#### SOURCE INFORMATION

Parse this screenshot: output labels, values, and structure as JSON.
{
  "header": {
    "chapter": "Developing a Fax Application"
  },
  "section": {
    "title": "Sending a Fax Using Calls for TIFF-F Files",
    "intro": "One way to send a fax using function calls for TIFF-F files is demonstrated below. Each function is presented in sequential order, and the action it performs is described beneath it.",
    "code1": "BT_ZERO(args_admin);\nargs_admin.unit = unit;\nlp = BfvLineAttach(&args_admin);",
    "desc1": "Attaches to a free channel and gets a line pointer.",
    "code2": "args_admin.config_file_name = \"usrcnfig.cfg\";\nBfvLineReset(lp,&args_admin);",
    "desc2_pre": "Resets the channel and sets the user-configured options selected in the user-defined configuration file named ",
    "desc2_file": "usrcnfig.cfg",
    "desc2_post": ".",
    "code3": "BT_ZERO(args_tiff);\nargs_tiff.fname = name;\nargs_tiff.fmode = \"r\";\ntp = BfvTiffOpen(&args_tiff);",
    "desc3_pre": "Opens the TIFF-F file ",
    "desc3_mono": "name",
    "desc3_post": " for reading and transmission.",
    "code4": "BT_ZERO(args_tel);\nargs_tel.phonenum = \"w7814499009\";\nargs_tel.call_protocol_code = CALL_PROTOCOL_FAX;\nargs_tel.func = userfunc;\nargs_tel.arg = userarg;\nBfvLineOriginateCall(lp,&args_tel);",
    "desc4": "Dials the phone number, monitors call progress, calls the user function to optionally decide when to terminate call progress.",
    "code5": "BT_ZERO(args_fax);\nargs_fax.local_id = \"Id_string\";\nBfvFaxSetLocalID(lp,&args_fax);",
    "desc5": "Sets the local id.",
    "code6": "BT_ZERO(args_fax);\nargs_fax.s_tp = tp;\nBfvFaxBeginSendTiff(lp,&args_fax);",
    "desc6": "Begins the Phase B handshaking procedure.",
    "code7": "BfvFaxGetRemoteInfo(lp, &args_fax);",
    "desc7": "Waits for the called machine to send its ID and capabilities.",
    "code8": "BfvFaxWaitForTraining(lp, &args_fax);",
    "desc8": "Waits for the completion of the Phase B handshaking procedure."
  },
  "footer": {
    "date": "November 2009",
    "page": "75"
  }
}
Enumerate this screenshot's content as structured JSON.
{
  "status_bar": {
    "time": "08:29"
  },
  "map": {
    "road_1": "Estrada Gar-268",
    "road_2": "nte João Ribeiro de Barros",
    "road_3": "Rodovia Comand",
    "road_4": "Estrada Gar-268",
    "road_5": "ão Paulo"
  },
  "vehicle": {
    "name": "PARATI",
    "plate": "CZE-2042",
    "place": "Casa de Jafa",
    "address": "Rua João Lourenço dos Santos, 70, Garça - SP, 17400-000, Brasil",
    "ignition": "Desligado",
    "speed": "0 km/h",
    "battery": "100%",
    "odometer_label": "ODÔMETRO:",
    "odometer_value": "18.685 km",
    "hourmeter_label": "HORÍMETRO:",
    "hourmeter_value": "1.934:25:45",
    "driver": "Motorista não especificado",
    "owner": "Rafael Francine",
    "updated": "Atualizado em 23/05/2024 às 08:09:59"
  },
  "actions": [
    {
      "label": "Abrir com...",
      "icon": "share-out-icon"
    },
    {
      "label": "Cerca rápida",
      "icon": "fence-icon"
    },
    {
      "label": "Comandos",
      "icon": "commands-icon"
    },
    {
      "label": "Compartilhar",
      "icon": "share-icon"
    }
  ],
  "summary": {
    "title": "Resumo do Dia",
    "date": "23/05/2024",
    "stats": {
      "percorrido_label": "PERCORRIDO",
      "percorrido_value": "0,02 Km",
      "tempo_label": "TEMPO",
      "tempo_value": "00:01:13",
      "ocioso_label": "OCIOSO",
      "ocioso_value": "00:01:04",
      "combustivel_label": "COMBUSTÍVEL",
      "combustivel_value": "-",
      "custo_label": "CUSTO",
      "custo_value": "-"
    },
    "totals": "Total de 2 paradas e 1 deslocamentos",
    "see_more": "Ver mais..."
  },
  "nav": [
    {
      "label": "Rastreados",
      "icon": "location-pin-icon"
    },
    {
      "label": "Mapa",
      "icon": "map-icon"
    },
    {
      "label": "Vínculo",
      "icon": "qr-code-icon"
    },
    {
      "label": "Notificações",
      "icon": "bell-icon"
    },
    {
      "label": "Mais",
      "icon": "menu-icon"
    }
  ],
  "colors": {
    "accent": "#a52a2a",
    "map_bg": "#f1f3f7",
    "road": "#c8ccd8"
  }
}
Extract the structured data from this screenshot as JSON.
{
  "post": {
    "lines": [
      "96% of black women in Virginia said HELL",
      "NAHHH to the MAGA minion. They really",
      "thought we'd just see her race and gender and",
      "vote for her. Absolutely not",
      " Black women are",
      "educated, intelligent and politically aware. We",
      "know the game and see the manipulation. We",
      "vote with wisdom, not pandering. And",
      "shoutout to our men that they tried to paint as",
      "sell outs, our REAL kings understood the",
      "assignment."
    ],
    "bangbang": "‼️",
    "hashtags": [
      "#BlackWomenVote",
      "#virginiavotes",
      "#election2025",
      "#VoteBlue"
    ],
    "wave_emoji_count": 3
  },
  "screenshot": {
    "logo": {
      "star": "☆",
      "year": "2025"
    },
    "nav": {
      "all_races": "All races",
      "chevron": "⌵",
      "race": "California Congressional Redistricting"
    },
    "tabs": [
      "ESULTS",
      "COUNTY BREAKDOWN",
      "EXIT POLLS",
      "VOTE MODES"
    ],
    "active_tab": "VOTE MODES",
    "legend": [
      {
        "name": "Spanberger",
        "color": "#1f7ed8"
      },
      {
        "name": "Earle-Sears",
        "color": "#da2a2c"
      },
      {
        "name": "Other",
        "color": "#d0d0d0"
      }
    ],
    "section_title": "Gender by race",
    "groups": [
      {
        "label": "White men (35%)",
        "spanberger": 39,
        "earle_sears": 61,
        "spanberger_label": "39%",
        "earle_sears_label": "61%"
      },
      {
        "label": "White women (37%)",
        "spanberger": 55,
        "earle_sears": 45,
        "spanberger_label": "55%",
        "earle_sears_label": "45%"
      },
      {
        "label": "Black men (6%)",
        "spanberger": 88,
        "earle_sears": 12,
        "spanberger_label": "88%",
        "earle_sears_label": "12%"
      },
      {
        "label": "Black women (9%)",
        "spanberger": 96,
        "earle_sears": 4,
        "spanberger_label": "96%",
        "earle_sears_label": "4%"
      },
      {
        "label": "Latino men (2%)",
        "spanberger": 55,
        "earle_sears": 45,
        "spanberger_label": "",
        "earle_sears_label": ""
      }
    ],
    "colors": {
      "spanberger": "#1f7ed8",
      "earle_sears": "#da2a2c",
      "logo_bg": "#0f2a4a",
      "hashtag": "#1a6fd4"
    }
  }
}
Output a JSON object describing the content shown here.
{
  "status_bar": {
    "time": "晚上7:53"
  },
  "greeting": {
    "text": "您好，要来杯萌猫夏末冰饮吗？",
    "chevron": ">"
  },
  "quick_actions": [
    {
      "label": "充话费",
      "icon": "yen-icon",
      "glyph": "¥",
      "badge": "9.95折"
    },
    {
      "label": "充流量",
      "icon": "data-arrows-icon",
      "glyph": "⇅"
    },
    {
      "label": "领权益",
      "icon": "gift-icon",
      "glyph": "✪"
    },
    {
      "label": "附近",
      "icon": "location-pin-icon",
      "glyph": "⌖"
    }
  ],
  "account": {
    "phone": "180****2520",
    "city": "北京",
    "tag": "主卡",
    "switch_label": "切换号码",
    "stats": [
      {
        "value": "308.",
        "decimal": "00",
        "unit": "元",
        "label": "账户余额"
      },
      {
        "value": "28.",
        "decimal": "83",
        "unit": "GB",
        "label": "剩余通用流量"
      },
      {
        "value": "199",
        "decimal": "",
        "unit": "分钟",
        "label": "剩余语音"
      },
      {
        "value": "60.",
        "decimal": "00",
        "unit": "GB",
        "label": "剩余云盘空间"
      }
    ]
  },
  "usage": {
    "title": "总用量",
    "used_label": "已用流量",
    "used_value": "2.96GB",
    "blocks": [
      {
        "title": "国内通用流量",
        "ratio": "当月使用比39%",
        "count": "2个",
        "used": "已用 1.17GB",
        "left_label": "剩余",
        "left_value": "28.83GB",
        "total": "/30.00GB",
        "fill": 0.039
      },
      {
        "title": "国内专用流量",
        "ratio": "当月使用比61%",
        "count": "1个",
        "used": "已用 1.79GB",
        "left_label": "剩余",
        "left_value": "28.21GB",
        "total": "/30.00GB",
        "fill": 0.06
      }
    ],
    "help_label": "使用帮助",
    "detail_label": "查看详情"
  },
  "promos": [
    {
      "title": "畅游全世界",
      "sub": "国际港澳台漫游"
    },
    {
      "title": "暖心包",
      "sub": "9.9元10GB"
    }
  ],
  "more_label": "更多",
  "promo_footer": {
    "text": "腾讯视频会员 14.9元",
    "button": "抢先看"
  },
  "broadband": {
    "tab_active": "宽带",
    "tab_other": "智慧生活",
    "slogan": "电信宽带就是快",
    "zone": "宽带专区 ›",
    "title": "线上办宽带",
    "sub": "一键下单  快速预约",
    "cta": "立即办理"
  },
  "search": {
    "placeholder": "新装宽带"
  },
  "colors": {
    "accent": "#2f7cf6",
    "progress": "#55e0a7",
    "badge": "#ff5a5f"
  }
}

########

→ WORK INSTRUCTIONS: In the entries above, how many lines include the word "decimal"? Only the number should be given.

→ WRITTEN RESPONSE: 4